MORE turbulence may continue to linger in the country’s economy, as it losses over N534 billion revenue a year to the inefficiency of the power sector, Managing Director, Seplat Petroleum Development Company, Dr. Austin Avuru, said yesterday.
This was even as he identified a huge deficit of about N356bn incurred from debts owed banks by the Generating Companies, GENCOs, in the third quarter of 2016. This was disclosed at the 7th Emmanuel Egbogah Legacy Lecture Series, themed: Nigeria Petroleum Industry: The dawn of a new era. According to the Seplat boss, Nigeria continues to lag behind in its electricity consumption despite its huge proven gas reserves estimated at 192 Trillion Cubic Feet, TCF. His words: “If you look at our power sector, especially in relation to gas, there is infrastructure deficit.
The Distribution, DISCOs network is just about 20 per cent of what it should be, even on Transmission, TCN, it is 10 per cent loss on the grid, while distribution is about 50 per cent loss on the grid. “We have 4gigawatts, GW, generation versus an installed generation capacity of 12GW. We have huge gas resources stranded in the Niger -Delta. The generating companies today are indebted to banks to the tune of N356bn. Over half a trillion naira, N534bn revenue was lost by the power sector in 2016. As I said earlier, 50 per cent of the power generated is lost in distribution. “Consumers owe almost half a trillion naira. Between 2015 and 2017 alone, we created a liquidity gap that is almost $3bn coming largely from a tariff that is inadequate and losses that are as high as 50 per cent.” Among other challenging issues he identified are low domestication of gas resources, ailing power sector and abysmal level of domestic refining.

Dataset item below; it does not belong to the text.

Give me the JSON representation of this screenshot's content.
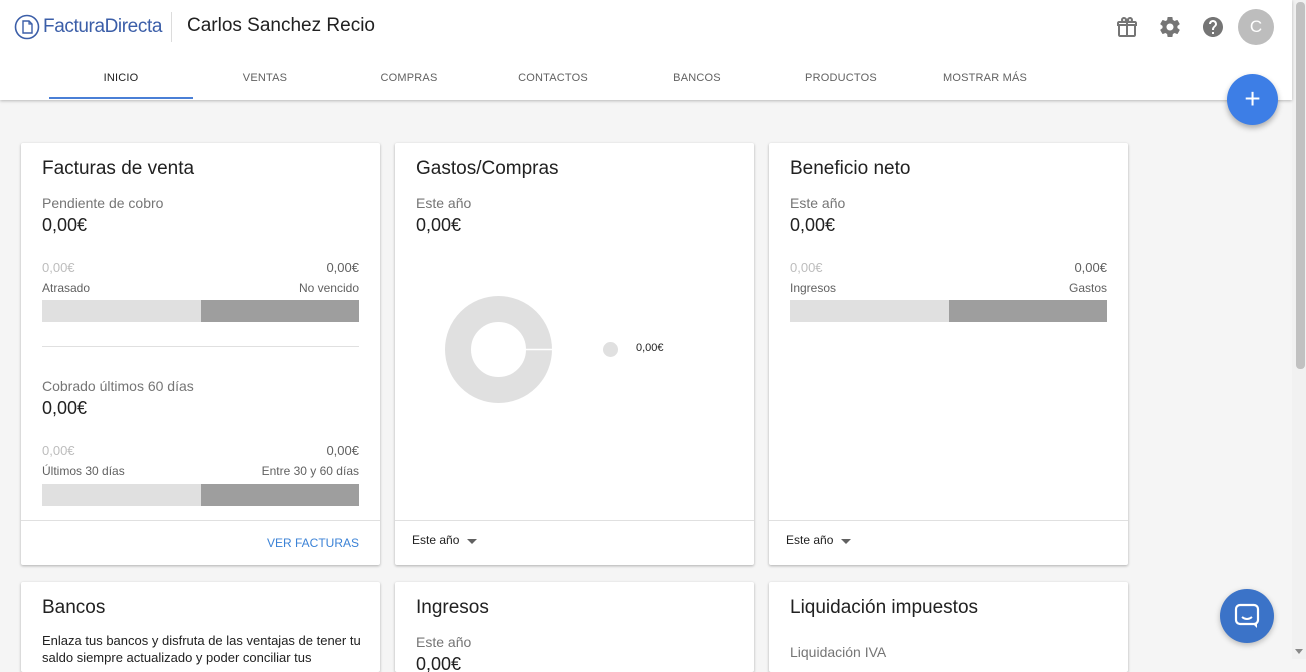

On regulatory challenges, Avuru noted that “Between 2015 – 2017, 18 months of regulatory lacuna disorganised the power sector reform program: created operational indiscipline, truncated MYTO, created a huge liquidity gap of over N1 trillion. The mess is now difficult to reverse, ineffectiveness of the Nigeria Electricity Regulatory Commission, NERC, fostered by a vacuum in the position of Chairman since December 2015.” In the petroleum sector, he attributed the current downturn in Nigeria to weak regulation, saying, “strong regulation is imperative to recover losses incurred over the past and then puts the industry in a better light that would attract investors as well as best practices.” He added that oil price collapse and conservative long term views present a compelling case for Nigeria to optimise domestic utilisation of hydrocarbon resources.
“Oil and gas sector still expected to play a major role in revamping the economy through restoring oil production and gas revolution, among other aspirations in the 7 Big Wins and ERGP” He further noted that critical to achieving long term sustainability in both the petroleum and power industry involves capacity building: Human Capital, technological development and effective regulation. Speaking also, a petroleum economist and the Director of Emerald Energy Institute in Port-Harcourt, Pro. Wumi Iledare, argued that the sector is in dire need of sustainable institutions to fight the dearth that has crunched the industry.
He said, “We have laws and policies to drive a sustainable industry. Unless the institutions are been strengthened to its full capacity, such as the research and development, petroleum institutions, etc., these policies will remain vague in operation as thereby, weakening the country’s economy.” On his part, Managing Director of Niger Delta Exploration and Production (NDEP) Plc, Mr. Layi Fatona, called for the development of indigenous operators in the petroleum industry. He added that the sector development is bench- marked on indigenous participation. He, however, called for discipline on its practice in the industry as well as compliance on laid down rules, so as to discourage wrong practices from expatriates, International Oil Companies, IOC.